With more than a million peach trees spread across the state producing in excess of one million bushels a year, peach production in Texas has become a significant specialty crop for many growers. But the temperamental nature of the delicate fruit and extensive sensitivity to climate makes peach production a risky proposition.

But Gary Marburger’s orchard just west of Fredericksburg is proof that the right combination of good soil, ample water, favorable weather, and hard work can make for a profitable operation for a determined grower. While still early in the growing season, the prospect for success this year looks promising.

“Several things have fallen into place so far this year. While January was an exceptionally warm month for us, a cool November and December provided us with enough chilling weather to break dormancy and induce a normal bloom,” Marburger says. “Combined with good winter rains, we are hopeful this will be a good peach year.”

Peaches have a chilling requirement of a certain number of hours of winter temperatures between 32 degrees to 45 degrees Fahrenheit each year to break dormancy and induce normal bloom and vegetative growth. If varieties have a chilling requirement that is too low, the probability is higher that they will bloom early and be more vulnerable to frost.

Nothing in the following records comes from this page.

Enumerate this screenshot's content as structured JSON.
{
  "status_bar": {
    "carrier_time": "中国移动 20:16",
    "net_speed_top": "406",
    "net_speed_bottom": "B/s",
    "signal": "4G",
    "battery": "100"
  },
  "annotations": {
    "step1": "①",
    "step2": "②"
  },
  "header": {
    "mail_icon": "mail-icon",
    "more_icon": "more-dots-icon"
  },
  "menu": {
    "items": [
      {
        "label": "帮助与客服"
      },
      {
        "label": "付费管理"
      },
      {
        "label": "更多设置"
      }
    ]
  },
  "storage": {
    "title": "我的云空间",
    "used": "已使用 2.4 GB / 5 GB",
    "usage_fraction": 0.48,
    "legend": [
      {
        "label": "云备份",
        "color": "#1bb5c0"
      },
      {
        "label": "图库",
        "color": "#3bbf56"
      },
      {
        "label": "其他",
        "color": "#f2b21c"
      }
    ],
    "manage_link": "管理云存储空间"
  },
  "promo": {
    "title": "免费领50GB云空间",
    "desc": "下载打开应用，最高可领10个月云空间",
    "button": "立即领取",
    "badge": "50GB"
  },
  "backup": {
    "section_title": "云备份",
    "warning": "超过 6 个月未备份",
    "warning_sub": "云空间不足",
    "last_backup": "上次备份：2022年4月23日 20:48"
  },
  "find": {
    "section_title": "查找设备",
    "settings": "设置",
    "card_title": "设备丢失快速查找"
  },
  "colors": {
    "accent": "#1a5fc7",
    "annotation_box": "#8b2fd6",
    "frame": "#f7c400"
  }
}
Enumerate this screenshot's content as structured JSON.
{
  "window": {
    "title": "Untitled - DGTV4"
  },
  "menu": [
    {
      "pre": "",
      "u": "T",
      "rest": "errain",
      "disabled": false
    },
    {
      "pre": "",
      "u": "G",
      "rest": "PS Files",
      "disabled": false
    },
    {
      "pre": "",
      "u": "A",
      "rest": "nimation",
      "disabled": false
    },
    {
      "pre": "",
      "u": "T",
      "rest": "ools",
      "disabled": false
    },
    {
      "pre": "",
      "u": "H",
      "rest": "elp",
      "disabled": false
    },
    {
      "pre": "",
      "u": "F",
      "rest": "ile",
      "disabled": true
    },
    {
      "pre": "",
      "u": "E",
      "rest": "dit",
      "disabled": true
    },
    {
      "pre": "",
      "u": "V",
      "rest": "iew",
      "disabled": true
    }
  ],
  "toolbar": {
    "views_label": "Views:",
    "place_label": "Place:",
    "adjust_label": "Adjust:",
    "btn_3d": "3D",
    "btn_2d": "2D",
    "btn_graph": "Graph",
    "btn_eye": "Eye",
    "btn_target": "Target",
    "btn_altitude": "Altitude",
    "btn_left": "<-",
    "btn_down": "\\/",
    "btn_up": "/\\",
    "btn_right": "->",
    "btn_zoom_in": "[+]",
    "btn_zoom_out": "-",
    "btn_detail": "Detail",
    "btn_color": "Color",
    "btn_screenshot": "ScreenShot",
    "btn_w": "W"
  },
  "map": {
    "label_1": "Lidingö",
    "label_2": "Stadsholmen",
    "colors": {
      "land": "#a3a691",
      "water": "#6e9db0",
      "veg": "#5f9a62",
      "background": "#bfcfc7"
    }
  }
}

If the chilling requirement is too high, they may be very slow to break dormancy and abort fruit.  Marburger says early winter chilling was just right to satisfy the requirements of his varieties.

Marburger Orchard is largely a pick-your-own farm-to-consumer operation servicing the San Antonio and Austin markets. Any given weekend during harvest season, thousands of customers travel the narrow back roads of Gillespie County to locate what many call the freshest fruit and vegetables in Texas. Marburger also grows strawberries, blackberries and vegetables in season, but his Hill Country peaches, sweet and succulent to the most discriminating taste, are his featured product.